#### SUPPLIED MATERIAL

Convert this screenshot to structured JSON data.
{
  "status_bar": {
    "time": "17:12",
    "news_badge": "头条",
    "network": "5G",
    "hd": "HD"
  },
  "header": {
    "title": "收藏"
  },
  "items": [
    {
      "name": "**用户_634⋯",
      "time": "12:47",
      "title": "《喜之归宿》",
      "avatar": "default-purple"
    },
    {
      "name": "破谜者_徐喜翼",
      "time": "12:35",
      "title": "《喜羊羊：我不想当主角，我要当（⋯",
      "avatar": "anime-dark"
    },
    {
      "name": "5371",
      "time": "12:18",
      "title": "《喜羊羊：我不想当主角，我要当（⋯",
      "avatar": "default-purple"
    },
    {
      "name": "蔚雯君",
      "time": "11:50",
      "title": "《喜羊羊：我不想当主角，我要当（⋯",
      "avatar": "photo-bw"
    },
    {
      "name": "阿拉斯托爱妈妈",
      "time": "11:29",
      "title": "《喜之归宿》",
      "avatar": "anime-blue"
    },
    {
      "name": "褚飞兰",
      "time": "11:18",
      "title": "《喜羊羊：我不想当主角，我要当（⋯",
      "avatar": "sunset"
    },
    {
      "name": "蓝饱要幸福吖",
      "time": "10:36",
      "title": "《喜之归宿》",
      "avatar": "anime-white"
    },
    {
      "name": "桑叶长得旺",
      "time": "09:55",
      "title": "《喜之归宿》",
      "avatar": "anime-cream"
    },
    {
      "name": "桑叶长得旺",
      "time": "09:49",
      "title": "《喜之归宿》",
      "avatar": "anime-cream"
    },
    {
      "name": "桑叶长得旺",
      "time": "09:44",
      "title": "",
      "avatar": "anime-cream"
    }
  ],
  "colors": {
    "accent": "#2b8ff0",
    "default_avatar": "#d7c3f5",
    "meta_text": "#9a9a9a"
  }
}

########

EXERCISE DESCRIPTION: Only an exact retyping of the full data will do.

TASK OUTPUT:
Convert this screenshot to structured JSON data.
{
  "status_bar": {
    "time": "17:12",
    "news_badge": "头条",
    "network": "5G",
    "hd": "HD"
  },
  "header": {
    "title": "收藏"
  },
  "items": [
    {
      "name": "**用户_634⋯",
      "time": "12:47",
      "title": "《喜之归宿》",
      "avatar": "default-purple"
    },
    {
      "name": "破谜者_徐喜翼",
      "time": "12:35",
      "title": "《喜羊羊：我不想当主角，我要当（⋯",
      "avatar": "anime-dark"
    },
    {
      "name": "5371",
      "time": "12:18",
      "title": "《喜羊羊：我不想当主角，我要当（⋯",
      "avatar": "default-purple"
    },
    {
      "name": "蔚雯君",
      "time": "11:50",
      "title": "《喜羊羊：我不想当主角，我要当（⋯",
      "avatar": "photo-bw"
    },
    {
      "name": "阿拉斯托爱妈妈",
      "time": "11:29",
      "title": "《喜之归宿》",
      "avatar": "anime-blue"
    },
    {
      "name": "褚飞兰",
      "time": "11:18",
      "title": "《喜羊羊：我不想当主角，我要当（⋯",
      "avatar": "sunset"
    },
    {
      "name": "蓝饱要幸福吖",
      "time": "10:36",
      "title": "《喜之归宿》",
      "avatar": "anime-white"
    },
    {
      "name": "桑叶长得旺",
      "time": "09:55",
      "title": "《喜之归宿》",
      "avatar": "anime-cream"
    },
    {
      "name": "桑叶长得旺",
      "time": "09:49",
      "title": "《喜之归宿》",
      "avatar": "anime-cream"
    },
    {
      "name": "桑叶长得旺",
      "time": "09:44",
      "title": "",
      "avatar": "anime-cream"
    }
  ],
  "colors": {
    "accent": "#2b8ff0",
    "default_avatar": "#d7c3f5",
    "meta_text": "#9a9a9a"
  }
}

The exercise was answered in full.